▶ [Requirement]:
Count every line of the data that includes "popol". State only the number.

--------------------------------

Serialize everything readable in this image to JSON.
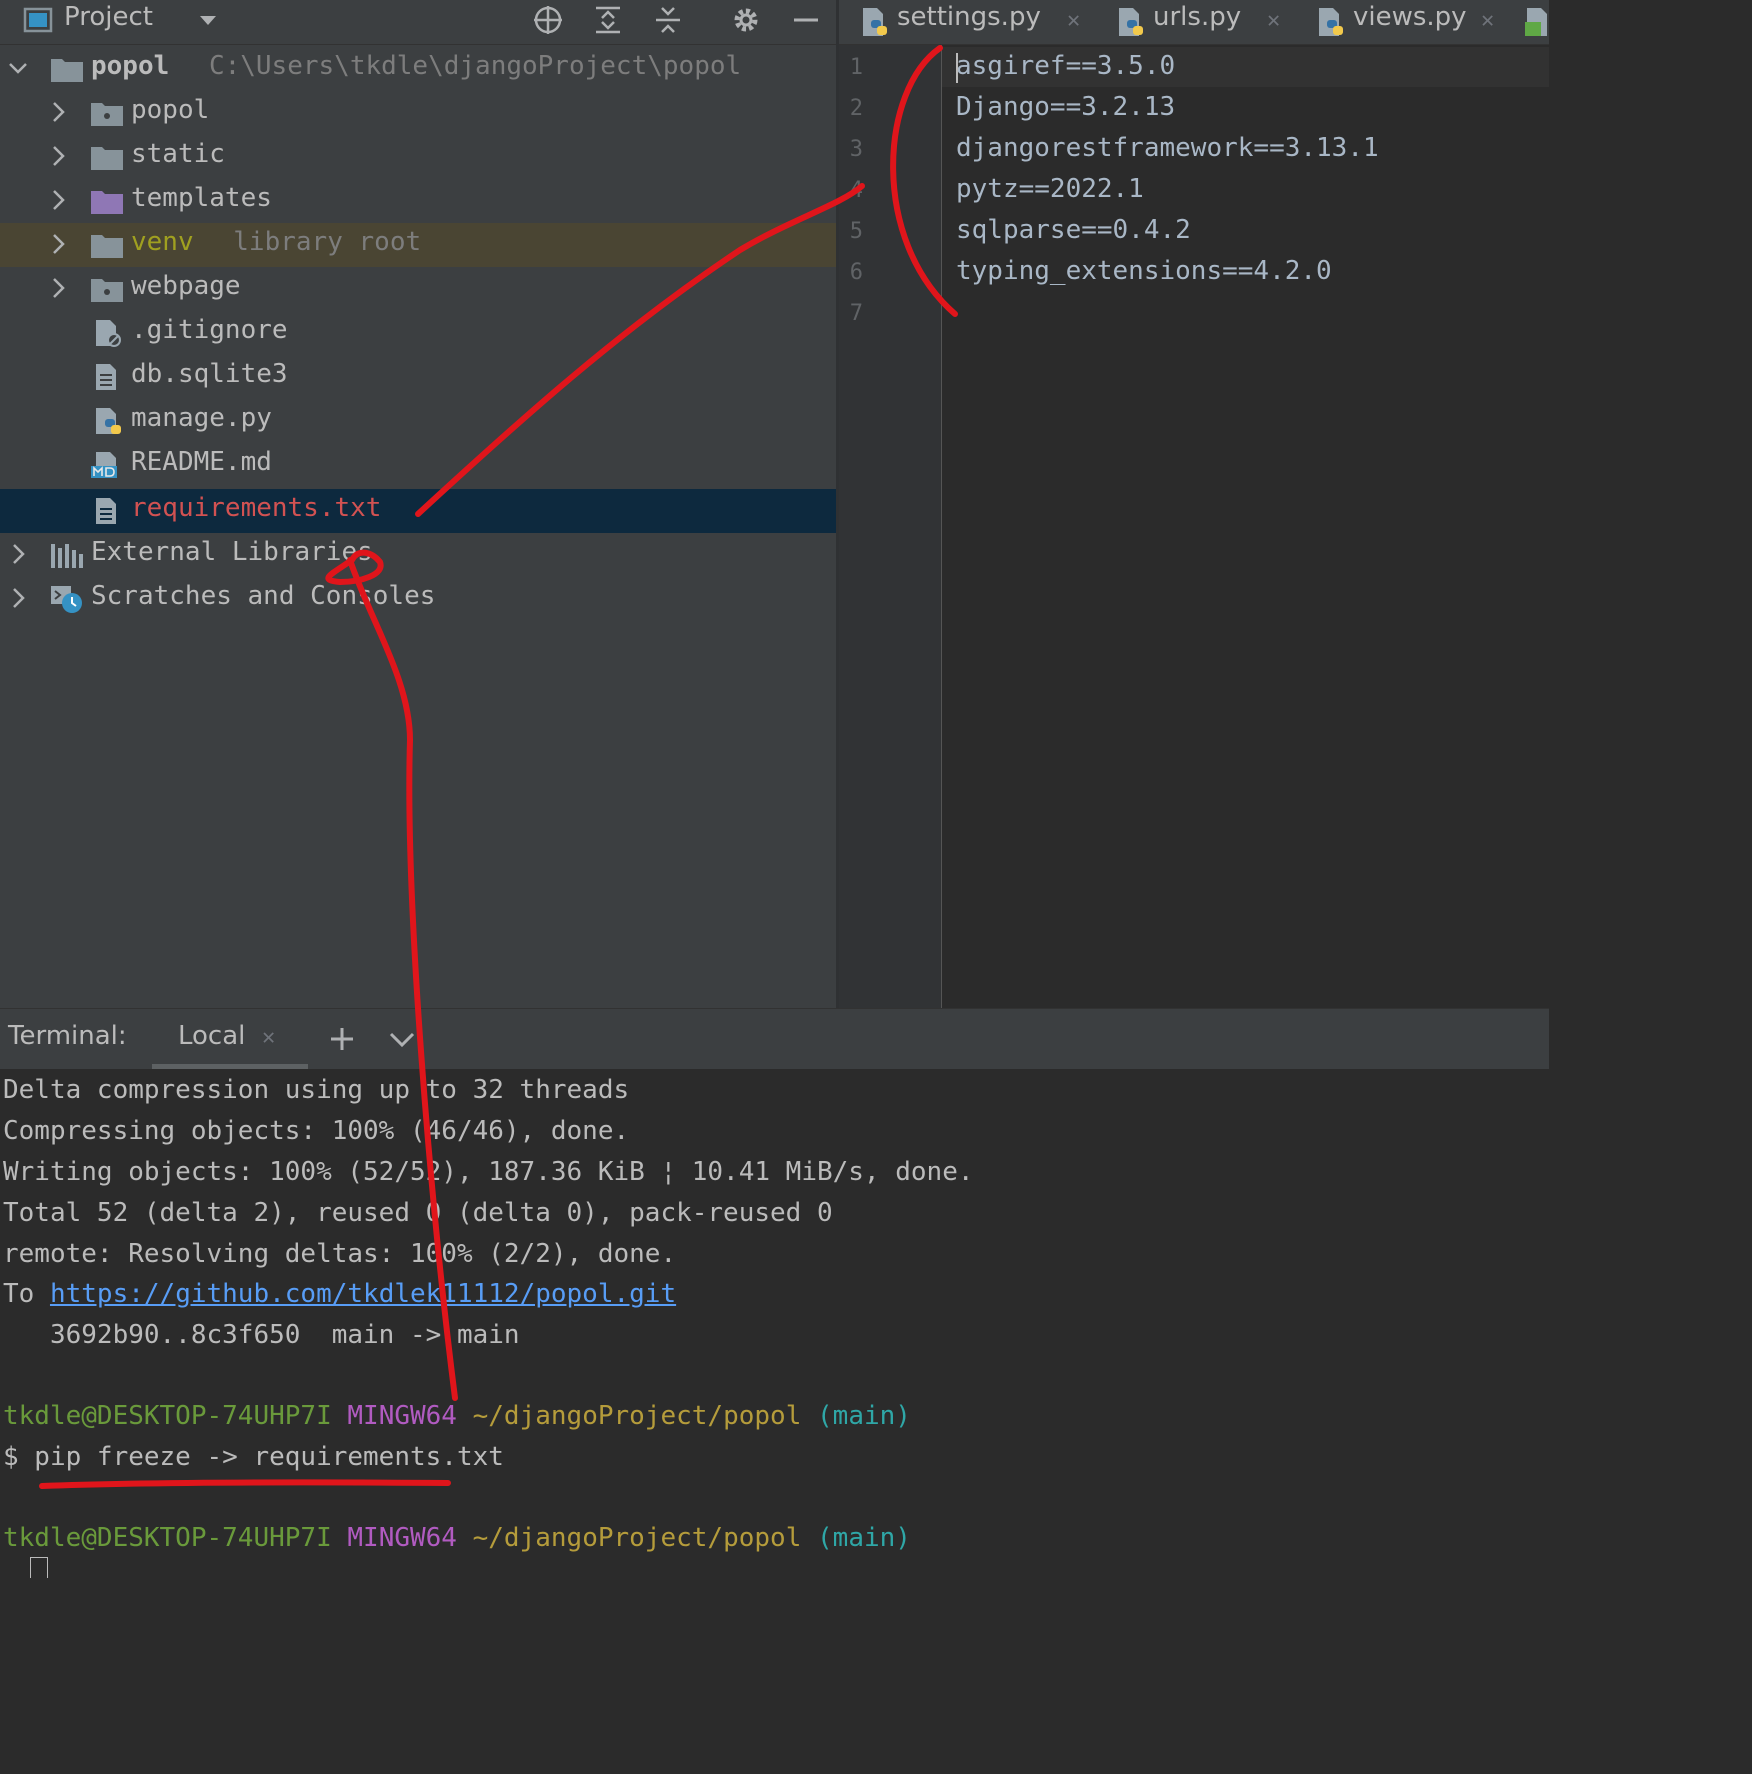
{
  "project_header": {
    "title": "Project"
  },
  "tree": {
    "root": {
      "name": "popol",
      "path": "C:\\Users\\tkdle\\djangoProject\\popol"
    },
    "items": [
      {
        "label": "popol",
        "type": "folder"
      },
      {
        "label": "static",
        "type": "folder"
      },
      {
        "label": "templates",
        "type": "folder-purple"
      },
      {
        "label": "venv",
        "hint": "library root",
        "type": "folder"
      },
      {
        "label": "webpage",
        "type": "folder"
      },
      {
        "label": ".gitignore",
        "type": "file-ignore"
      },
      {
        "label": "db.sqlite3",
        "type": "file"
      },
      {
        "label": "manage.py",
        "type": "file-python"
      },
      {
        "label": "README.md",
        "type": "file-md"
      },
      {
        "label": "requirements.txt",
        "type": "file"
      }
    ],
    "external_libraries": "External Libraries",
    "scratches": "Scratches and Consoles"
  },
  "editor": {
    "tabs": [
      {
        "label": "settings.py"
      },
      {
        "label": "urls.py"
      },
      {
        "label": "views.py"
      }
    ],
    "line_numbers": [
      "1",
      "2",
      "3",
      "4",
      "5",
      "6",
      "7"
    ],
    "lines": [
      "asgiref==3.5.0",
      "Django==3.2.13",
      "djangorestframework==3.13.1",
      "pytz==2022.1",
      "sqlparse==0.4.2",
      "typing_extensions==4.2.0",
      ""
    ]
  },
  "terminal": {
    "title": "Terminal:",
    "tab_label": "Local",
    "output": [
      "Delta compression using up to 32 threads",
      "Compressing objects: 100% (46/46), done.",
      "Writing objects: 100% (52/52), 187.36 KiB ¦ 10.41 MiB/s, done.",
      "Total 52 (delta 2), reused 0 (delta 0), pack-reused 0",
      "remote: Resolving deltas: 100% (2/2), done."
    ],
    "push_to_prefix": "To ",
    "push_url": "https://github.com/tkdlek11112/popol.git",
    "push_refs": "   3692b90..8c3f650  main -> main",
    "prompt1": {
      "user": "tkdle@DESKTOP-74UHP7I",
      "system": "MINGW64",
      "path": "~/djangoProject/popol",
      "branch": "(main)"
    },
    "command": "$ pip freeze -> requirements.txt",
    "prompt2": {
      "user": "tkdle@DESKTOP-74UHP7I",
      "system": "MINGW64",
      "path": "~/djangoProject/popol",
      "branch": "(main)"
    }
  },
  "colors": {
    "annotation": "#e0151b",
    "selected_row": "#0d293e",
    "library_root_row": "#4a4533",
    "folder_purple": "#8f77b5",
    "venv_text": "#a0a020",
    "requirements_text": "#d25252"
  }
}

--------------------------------

▶ [Solution to the exercise]:
6